To return specifically to the warm home discount, this spring, we will consult on changes to the scheme for 2015-16, ensuring that the £320 million is spent effectively in helping low-income and vulnerable households. The consultation will include questions on further improving customer service and simplifying the scheme wherever possible, providing more help to those off the gas grid and even better targeting of those in fuel poverty based on our new low-income, high-cost definition.

I appreciate the points that my hon. Friend raised about park homes. The difficulty is that park home residents are not bill payers, so it is harder, as she mentioned, to identify them. Nevertheless, we welcome pragmatic suggestions on how we can reach them as part of the consultation. I encourage park home owners and those who speak on their behalf to participate in the consultation.

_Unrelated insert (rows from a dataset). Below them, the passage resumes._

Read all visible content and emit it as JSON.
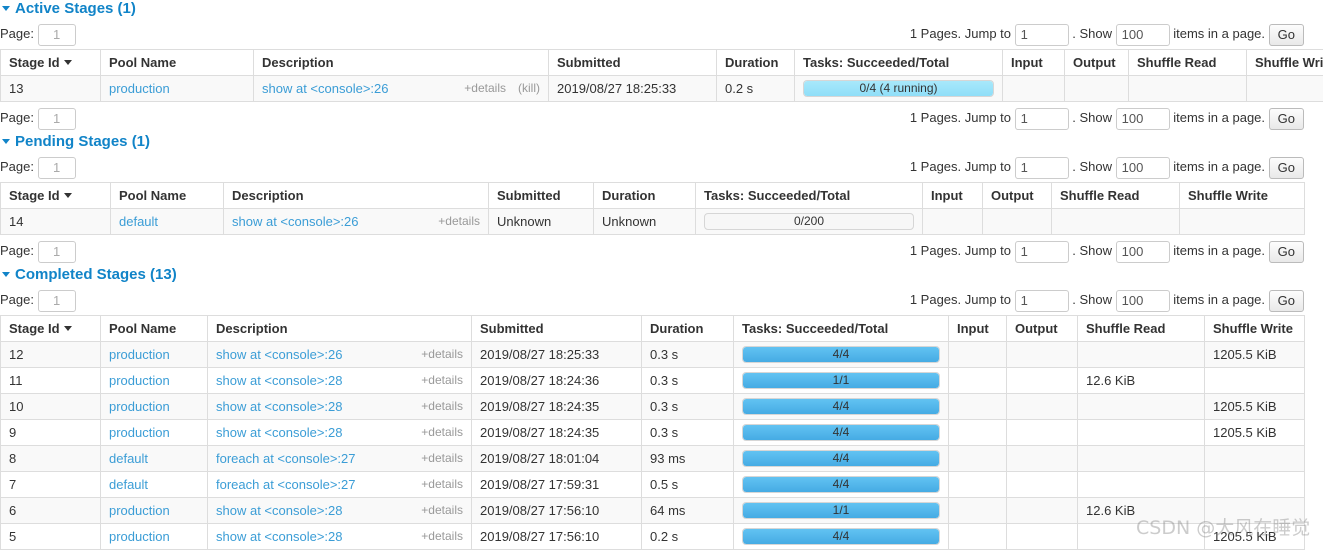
{
  "pager": {
    "page_label": "Page:",
    "page_value": "1",
    "pages_prefix": "1 Pages. Jump to",
    "jump_value": "1",
    "show_label": ". Show",
    "show_value": "100",
    "items_label": "items in a page.",
    "go_label": "Go"
  },
  "columns": [
    "Stage Id",
    "Pool Name",
    "Description",
    "Submitted",
    "Duration",
    "Tasks: Succeeded/Total",
    "Input",
    "Output",
    "Shuffle Read",
    "Shuffle Write"
  ],
  "details_label": "+details",
  "kill_label": "(kill)",
  "sections": [
    {
      "title": "Active Stages (1)",
      "rows": [
        {
          "stage_id": "13",
          "pool": "production",
          "description": "show at <console>:26",
          "has_kill": true,
          "submitted": "2019/08/27 18:25:33",
          "duration": "0.2 s",
          "tasks_text": "0/4 (4 running)",
          "tasks_pct": 100,
          "bar_state": "running",
          "input": "",
          "output": "",
          "shuffle_read": "",
          "shuffle_write": ""
        }
      ]
    },
    {
      "title": "Pending Stages (1)",
      "rows": [
        {
          "stage_id": "14",
          "pool": "default",
          "description": "show at <console>:26",
          "has_kill": false,
          "submitted": "Unknown",
          "duration": "Unknown",
          "tasks_text": "0/200",
          "tasks_pct": 0,
          "bar_state": "empty",
          "input": "",
          "output": "",
          "shuffle_read": "",
          "shuffle_write": ""
        }
      ]
    },
    {
      "title": "Completed Stages (13)",
      "rows": [
        {
          "stage_id": "12",
          "pool": "production",
          "description": "show at <console>:26",
          "has_kill": false,
          "submitted": "2019/08/27 18:25:33",
          "duration": "0.3 s",
          "tasks_text": "4/4",
          "tasks_pct": 100,
          "bar_state": "done",
          "input": "",
          "output": "",
          "shuffle_read": "",
          "shuffle_write": "1205.5 KiB"
        },
        {
          "stage_id": "11",
          "pool": "production",
          "description": "show at <console>:28",
          "has_kill": false,
          "submitted": "2019/08/27 18:24:36",
          "duration": "0.3 s",
          "tasks_text": "1/1",
          "tasks_pct": 100,
          "bar_state": "done",
          "input": "",
          "output": "",
          "shuffle_read": "12.6 KiB",
          "shuffle_write": ""
        },
        {
          "stage_id": "10",
          "pool": "production",
          "description": "show at <console>:28",
          "has_kill": false,
          "submitted": "2019/08/27 18:24:35",
          "duration": "0.3 s",
          "tasks_text": "4/4",
          "tasks_pct": 100,
          "bar_state": "done",
          "input": "",
          "output": "",
          "shuffle_read": "",
          "shuffle_write": "1205.5 KiB"
        },
        {
          "stage_id": "9",
          "pool": "production",
          "description": "show at <console>:28",
          "has_kill": false,
          "submitted": "2019/08/27 18:24:35",
          "duration": "0.3 s",
          "tasks_text": "4/4",
          "tasks_pct": 100,
          "bar_state": "done",
          "input": "",
          "output": "",
          "shuffle_read": "",
          "shuffle_write": "1205.5 KiB"
        },
        {
          "stage_id": "8",
          "pool": "default",
          "description": "foreach at <console>:27",
          "has_kill": false,
          "submitted": "2019/08/27 18:01:04",
          "duration": "93 ms",
          "tasks_text": "4/4",
          "tasks_pct": 100,
          "bar_state": "done",
          "input": "",
          "output": "",
          "shuffle_read": "",
          "shuffle_write": ""
        },
        {
          "stage_id": "7",
          "pool": "default",
          "description": "foreach at <console>:27",
          "has_kill": false,
          "submitted": "2019/08/27 17:59:31",
          "duration": "0.5 s",
          "tasks_text": "4/4",
          "tasks_pct": 100,
          "bar_state": "done",
          "input": "",
          "output": "",
          "shuffle_read": "",
          "shuffle_write": ""
        },
        {
          "stage_id": "6",
          "pool": "production",
          "description": "show at <console>:28",
          "has_kill": false,
          "submitted": "2019/08/27 17:56:10",
          "duration": "64 ms",
          "tasks_text": "1/1",
          "tasks_pct": 100,
          "bar_state": "done",
          "input": "",
          "output": "",
          "shuffle_read": "12.6 KiB",
          "shuffle_write": ""
        },
        {
          "stage_id": "5",
          "pool": "production",
          "description": "show at <console>:28",
          "has_kill": false,
          "submitted": "2019/08/27 17:56:10",
          "duration": "0.2 s",
          "tasks_text": "4/4",
          "tasks_pct": 100,
          "bar_state": "done",
          "input": "",
          "output": "",
          "shuffle_read": "",
          "shuffle_write": "1205.5 KiB"
        }
      ]
    }
  ],
  "watermark": "CSDN @大风在睡觉",
  "colors": {
    "link": "#3b9dd6",
    "heading": "#1184c8",
    "bar_running": "#8fdef8",
    "bar_done": "#45abe4",
    "border": "#dddddd"
  }
}
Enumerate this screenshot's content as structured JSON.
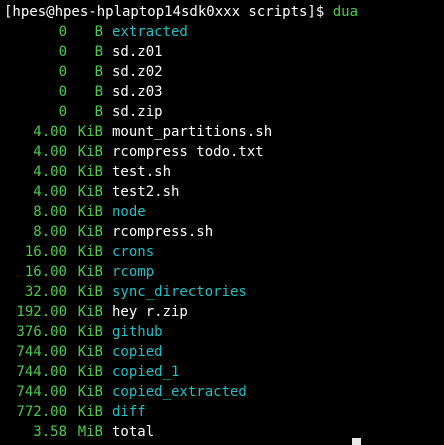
{
  "terminal": {
    "prompt": "[hpes@hpes-hplaptop14sdk0xxx scripts]$ ",
    "command": "dua",
    "entries": [
      {
        "size": "0",
        "unit": "B",
        "name": "extracted",
        "type": "dir"
      },
      {
        "size": "0",
        "unit": "B",
        "name": "sd.z01",
        "type": "file"
      },
      {
        "size": "0",
        "unit": "B",
        "name": "sd.z02",
        "type": "file"
      },
      {
        "size": "0",
        "unit": "B",
        "name": "sd.z03",
        "type": "file"
      },
      {
        "size": "0",
        "unit": "B",
        "name": "sd.zip",
        "type": "file"
      },
      {
        "size": "4.00",
        "unit": "KiB",
        "name": "mount_partitions.sh",
        "type": "file"
      },
      {
        "size": "4.00",
        "unit": "KiB",
        "name": "rcompress todo.txt",
        "type": "file"
      },
      {
        "size": "4.00",
        "unit": "KiB",
        "name": "test.sh",
        "type": "file"
      },
      {
        "size": "4.00",
        "unit": "KiB",
        "name": "test2.sh",
        "type": "file"
      },
      {
        "size": "8.00",
        "unit": "KiB",
        "name": "node",
        "type": "dir"
      },
      {
        "size": "8.00",
        "unit": "KiB",
        "name": "rcompress.sh",
        "type": "file"
      },
      {
        "size": "16.00",
        "unit": "KiB",
        "name": "crons",
        "type": "dir"
      },
      {
        "size": "16.00",
        "unit": "KiB",
        "name": "rcomp",
        "type": "dir"
      },
      {
        "size": "32.00",
        "unit": "KiB",
        "name": "sync_directories",
        "type": "dir"
      },
      {
        "size": "192.00",
        "unit": "KiB",
        "name": "hey r.zip",
        "type": "file"
      },
      {
        "size": "376.00",
        "unit": "KiB",
        "name": "github",
        "type": "dir"
      },
      {
        "size": "744.00",
        "unit": "KiB",
        "name": "copied",
        "type": "dir"
      },
      {
        "size": "744.00",
        "unit": "KiB",
        "name": "copied_1",
        "type": "dir"
      },
      {
        "size": "744.00",
        "unit": "KiB",
        "name": "copied_extracted",
        "type": "dir"
      },
      {
        "size": "772.00",
        "unit": "KiB",
        "name": "diff",
        "type": "dir"
      },
      {
        "size": "3.58",
        "unit": "MiB",
        "name": "total",
        "type": "file"
      }
    ]
  },
  "colors": {
    "background": "#000000",
    "size_green": "#4ec94e",
    "dir_cyan": "#22bfc4",
    "file_white": "#ffffff"
  }
}
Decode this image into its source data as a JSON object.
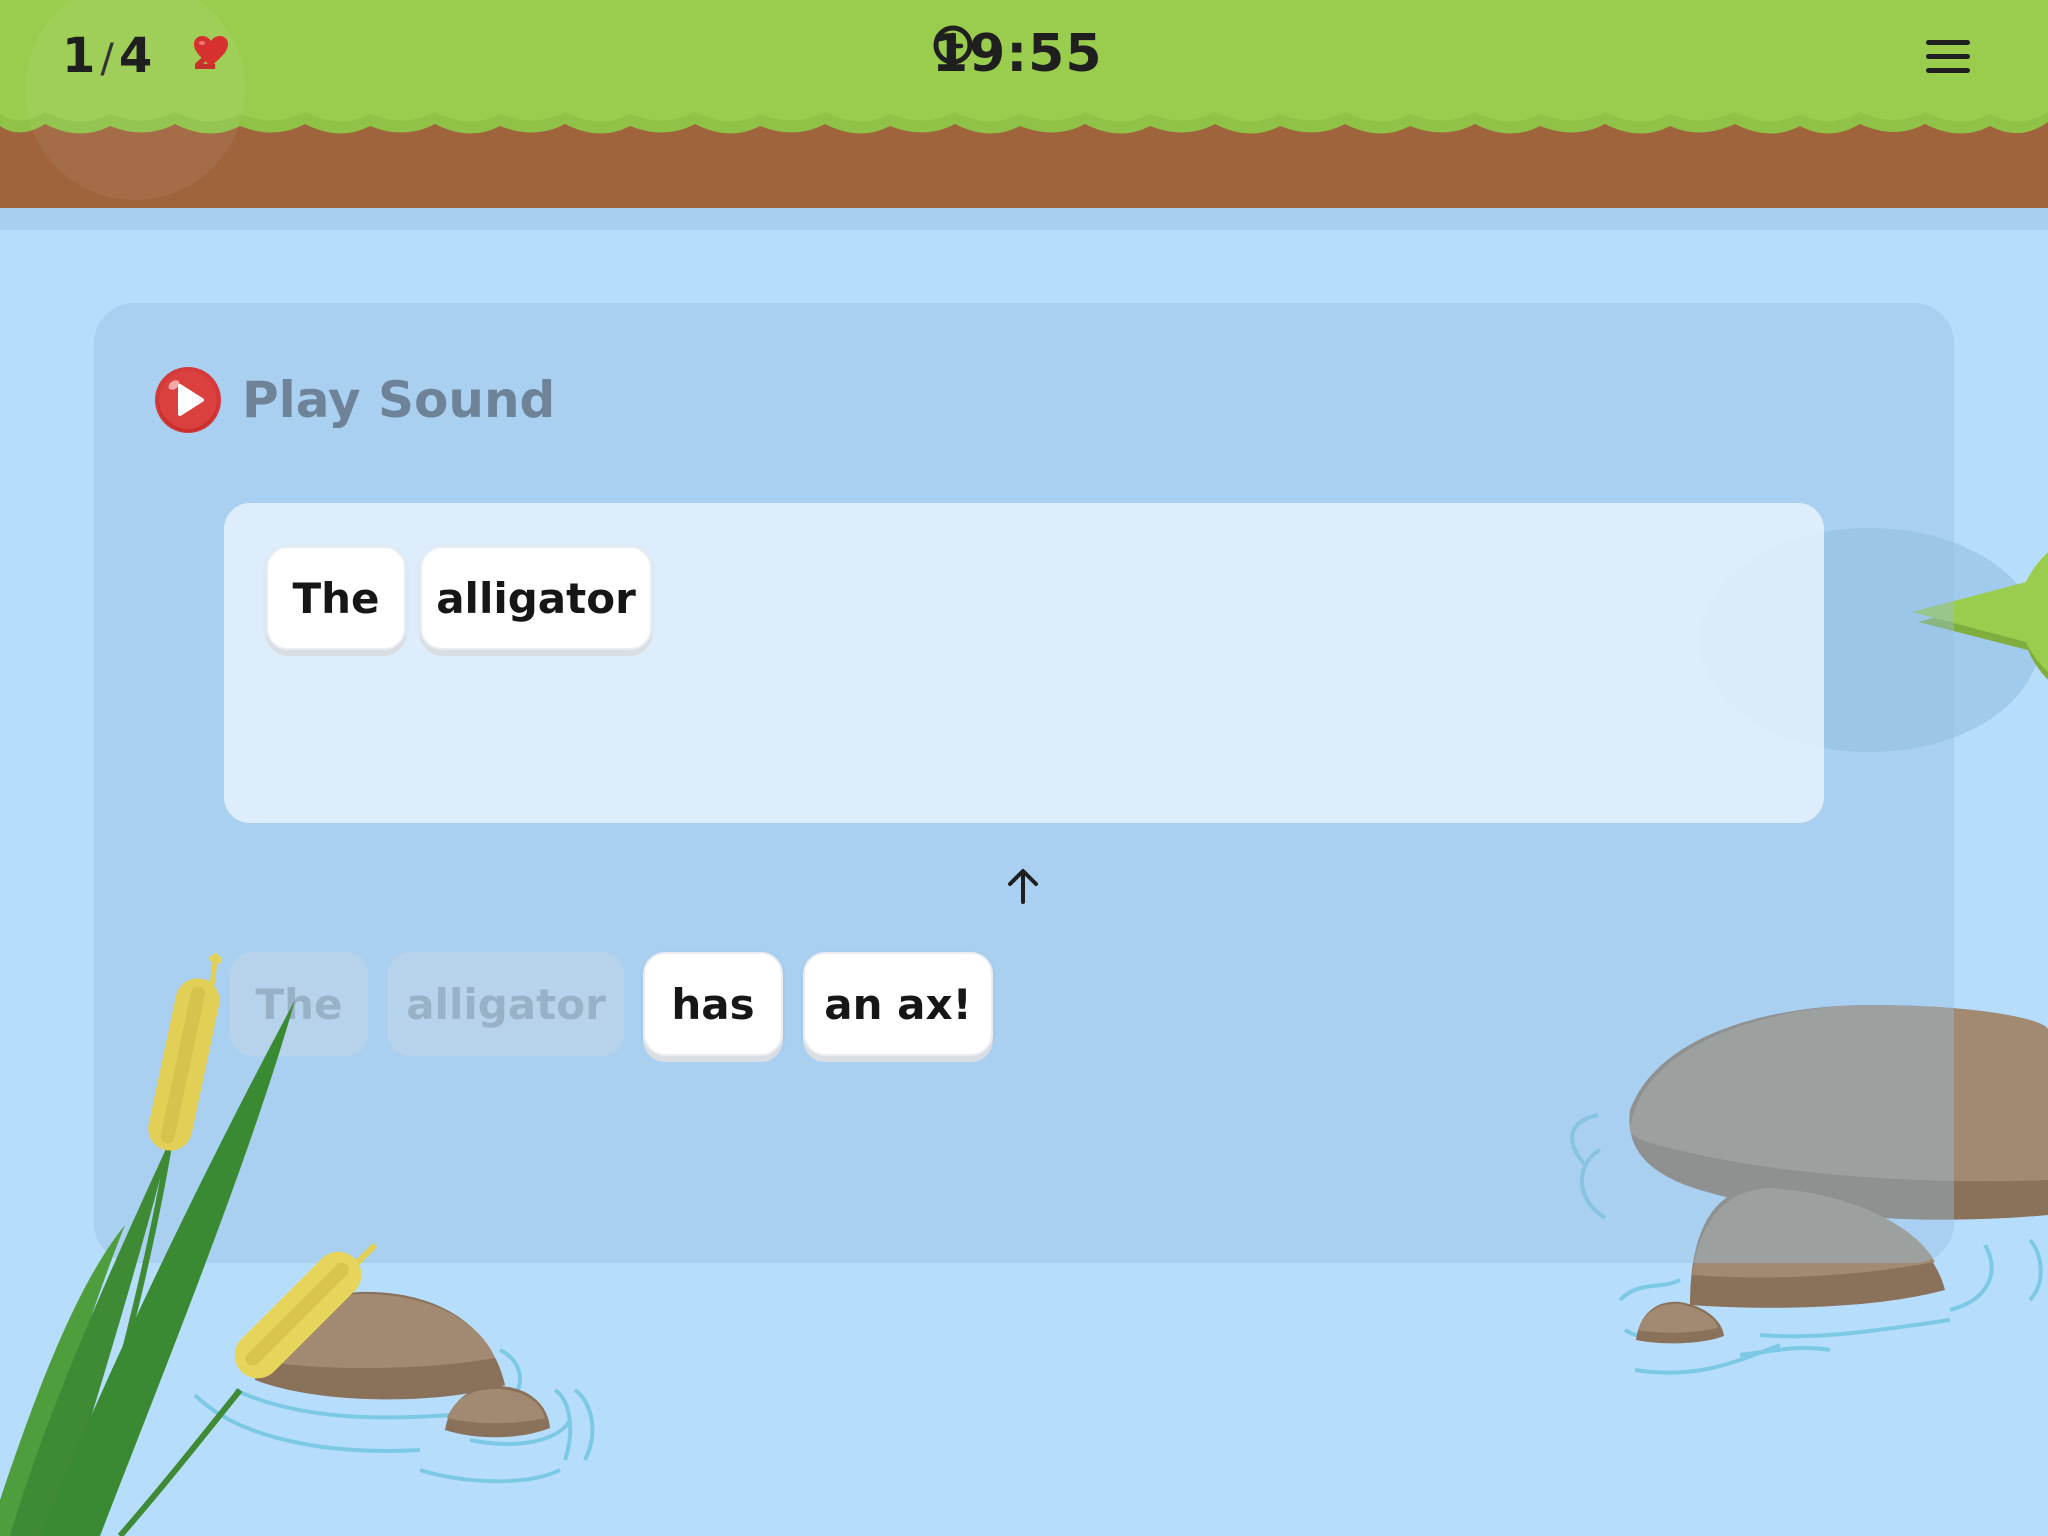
{
  "header": {
    "progress_current": "1",
    "progress_separator": "/",
    "progress_total": "4",
    "lives": "2",
    "timer": "19:55"
  },
  "icons": {
    "lives": "heart-icon",
    "timer": "clock-icon",
    "menu": "hamburger-menu-icon",
    "play": "play-icon",
    "arrow": "arrow-up-icon"
  },
  "play_sound": {
    "label": "Play Sound"
  },
  "answer_tiles": [
    {
      "word": "The"
    },
    {
      "word": "alligator"
    }
  ],
  "word_bank": [
    {
      "word": "The",
      "used": true
    },
    {
      "word": "alligator",
      "used": true
    },
    {
      "word": "has",
      "used": false
    },
    {
      "word": "an ax!",
      "used": false
    }
  ],
  "colors": {
    "grass": "#9acc4e",
    "dirt": "#a0643c",
    "water": "#b7ddfc",
    "heart": "#d7312f",
    "play_button": "#d43a3a"
  }
}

We want to make a transition to a scheme beyond 2016 in which as many of the people eligible as possible get help automatically and our data allow us to give more help to those suffering the deepest fuel poverty. Our warm home discount proposals will coincide with our consultation on a new fuel poverty strategy and an ambitious new target. We will ensure that the warm home discount is consistent with that strategy and continues to be our first line of defence on a mass scale against the impact of winter bills on the most vulnerable.

The coalition shares my hon. Friend’s determination to do far more for the off-gas-grid customer. We are in no way complacent about the need for much more action to help the fuel poor. There is a great deal of action in the pipeline and more coming forward this year. I am grateful to her for securing this debate and allowing us to put that on record.

Sitting suspended.